There are various types of air fryers available in the market today including ones with small baskets as well as the large five quart baskets for cooking, they also come in digital as well as manual models.[8]

Farberware Air Fryer

Application[edit]

Counter-top air fryers provide an alternative to traditional oil frying, the circulating hot air has many applications in the kitchen, including cooking:

Society and culture[edit]

There is strong growth in demand for these appliances, especially in North America. Demand is growing quickly in the Asia-Pacific too.[9] Buzzfeed and other websites have published air fryer reviews.[10]

Marketing[edit]

The major marketers of air fryers today are Farberware (Walmart), Philips, Kalorik, Cooks Essential (QVC) and NuWave.

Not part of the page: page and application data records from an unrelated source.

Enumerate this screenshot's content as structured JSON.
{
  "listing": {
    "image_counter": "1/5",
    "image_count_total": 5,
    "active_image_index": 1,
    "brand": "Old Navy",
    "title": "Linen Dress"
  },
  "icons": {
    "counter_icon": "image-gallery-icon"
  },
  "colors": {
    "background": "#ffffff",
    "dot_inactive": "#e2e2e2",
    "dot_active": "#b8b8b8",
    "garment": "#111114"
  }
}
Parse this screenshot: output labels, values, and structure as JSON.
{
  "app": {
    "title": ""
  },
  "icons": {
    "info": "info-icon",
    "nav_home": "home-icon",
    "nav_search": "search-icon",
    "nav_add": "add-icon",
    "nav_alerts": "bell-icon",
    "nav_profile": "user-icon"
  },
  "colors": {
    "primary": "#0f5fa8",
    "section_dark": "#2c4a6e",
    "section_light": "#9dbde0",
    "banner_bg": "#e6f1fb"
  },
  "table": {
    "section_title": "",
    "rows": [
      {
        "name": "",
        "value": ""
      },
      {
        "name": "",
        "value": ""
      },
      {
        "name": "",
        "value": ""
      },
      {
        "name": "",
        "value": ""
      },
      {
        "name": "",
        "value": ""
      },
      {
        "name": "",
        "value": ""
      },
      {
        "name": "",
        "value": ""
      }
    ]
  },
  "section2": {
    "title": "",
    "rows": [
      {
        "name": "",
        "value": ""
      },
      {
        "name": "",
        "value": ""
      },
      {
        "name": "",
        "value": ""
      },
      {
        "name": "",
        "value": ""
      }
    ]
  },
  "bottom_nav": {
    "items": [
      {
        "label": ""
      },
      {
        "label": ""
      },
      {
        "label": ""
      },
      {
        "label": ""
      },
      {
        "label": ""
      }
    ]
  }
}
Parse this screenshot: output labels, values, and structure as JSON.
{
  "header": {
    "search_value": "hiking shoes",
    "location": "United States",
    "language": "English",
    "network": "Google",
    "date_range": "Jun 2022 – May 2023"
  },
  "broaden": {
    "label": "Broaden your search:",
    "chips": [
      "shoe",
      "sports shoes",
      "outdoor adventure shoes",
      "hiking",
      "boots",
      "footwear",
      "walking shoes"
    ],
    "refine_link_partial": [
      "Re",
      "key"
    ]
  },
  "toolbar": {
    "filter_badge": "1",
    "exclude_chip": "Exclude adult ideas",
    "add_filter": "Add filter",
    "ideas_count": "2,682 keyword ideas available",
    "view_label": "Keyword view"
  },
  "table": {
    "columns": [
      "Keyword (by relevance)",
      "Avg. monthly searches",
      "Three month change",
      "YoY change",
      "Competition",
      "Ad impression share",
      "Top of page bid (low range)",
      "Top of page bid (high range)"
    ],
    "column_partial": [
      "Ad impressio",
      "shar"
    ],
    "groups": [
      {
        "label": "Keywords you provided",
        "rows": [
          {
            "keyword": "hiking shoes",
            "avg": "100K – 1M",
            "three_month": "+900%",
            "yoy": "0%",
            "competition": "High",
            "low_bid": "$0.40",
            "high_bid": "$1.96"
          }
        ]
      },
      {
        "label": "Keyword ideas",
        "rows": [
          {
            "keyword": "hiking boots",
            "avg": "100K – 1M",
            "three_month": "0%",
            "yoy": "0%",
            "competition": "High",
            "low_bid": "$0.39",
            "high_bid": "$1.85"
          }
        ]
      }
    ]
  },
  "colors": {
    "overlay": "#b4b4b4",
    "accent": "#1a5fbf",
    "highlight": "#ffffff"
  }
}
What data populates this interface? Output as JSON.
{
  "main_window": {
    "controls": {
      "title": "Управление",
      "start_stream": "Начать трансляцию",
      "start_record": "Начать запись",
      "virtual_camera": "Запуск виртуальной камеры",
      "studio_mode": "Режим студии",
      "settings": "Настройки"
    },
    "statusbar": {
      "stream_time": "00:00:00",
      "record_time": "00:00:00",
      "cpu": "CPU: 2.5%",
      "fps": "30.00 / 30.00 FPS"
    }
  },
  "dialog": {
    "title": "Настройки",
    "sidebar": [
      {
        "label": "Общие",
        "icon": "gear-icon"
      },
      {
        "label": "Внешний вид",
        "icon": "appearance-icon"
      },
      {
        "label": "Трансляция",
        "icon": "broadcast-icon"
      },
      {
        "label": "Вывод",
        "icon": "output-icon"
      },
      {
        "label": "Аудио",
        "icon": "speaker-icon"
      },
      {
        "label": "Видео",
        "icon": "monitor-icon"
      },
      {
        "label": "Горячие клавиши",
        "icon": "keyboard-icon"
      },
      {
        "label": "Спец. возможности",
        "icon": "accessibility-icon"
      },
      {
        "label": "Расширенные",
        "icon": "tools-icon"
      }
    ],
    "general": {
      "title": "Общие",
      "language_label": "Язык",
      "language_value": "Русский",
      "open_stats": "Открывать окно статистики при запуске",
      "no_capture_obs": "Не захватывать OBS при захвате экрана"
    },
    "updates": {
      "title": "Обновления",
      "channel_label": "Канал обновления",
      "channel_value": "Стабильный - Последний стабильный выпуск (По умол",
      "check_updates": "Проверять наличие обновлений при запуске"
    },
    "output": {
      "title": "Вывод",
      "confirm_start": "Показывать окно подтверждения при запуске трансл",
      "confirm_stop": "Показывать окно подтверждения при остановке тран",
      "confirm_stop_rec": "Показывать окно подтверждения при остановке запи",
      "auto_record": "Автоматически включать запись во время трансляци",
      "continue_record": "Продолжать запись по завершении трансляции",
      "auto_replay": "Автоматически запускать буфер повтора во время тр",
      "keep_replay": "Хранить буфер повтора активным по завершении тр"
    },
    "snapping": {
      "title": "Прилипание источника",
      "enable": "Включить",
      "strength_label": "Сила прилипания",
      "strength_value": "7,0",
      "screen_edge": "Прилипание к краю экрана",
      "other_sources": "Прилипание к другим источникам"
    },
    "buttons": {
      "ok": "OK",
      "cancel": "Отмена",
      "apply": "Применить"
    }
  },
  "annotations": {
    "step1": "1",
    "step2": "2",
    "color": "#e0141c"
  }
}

See also[edit]

References[edit]

  1. ^ "The Airfryer: The frying machine that gives you perfect chips - without any oil". Mail Online. Archived from the original on 2015-01-03. 
  2. ^ a b "What is an air fryer?". Archived from the original on 2016-10-28. 
  3. ^ a b c "What is an air fryer? How does an air fryer work? Air fryer Taste?". Healthy and Wise. 2017-05-24. Archived from the original on 2017-08-05. Retrieved 2017-07-14. 
  4. ^ "Air Fryers Review by Cooking Experts". Healthy and Wise. 2017-07-05. Archived from the original on 2017-09-18. Retrieved 2017-07-14. 
  5. ^ "9 Best Air Fryers For Healthy Low Fat Frying 2018". CookBakeEat. 1 February 2018. Retrieved 30 March 2018. 
  6. ^ a b "Airfryer Food Baking Times and Cooking Times". Airfryers Online. Retrieved 2018-03-06. 
  7. ^ "All Your Air Fryer Questions Answered!". Airfryers Online. Retrieved 2018-03-06. 
  8. ^ "Philips Airfryer, an easy, healthy way to fry | Philips". Philips. Retrieved 2017-10-31. 
  9. ^ "Air Fryer Market Forecast By End-use Industry 2017 – 2025 – MilTech". www.military-technologies.net. Archived from the original on 2017-11-07. Retrieved 2017-11-01. 
  10. ^ No, Michelle. "I Tried The Airfryer Kitchen Gadget That's All Over The Internet". BuzzFeed. Archived from the original on 2017-07-04. Retrieved 2017-11-01. 

Further reading[edit]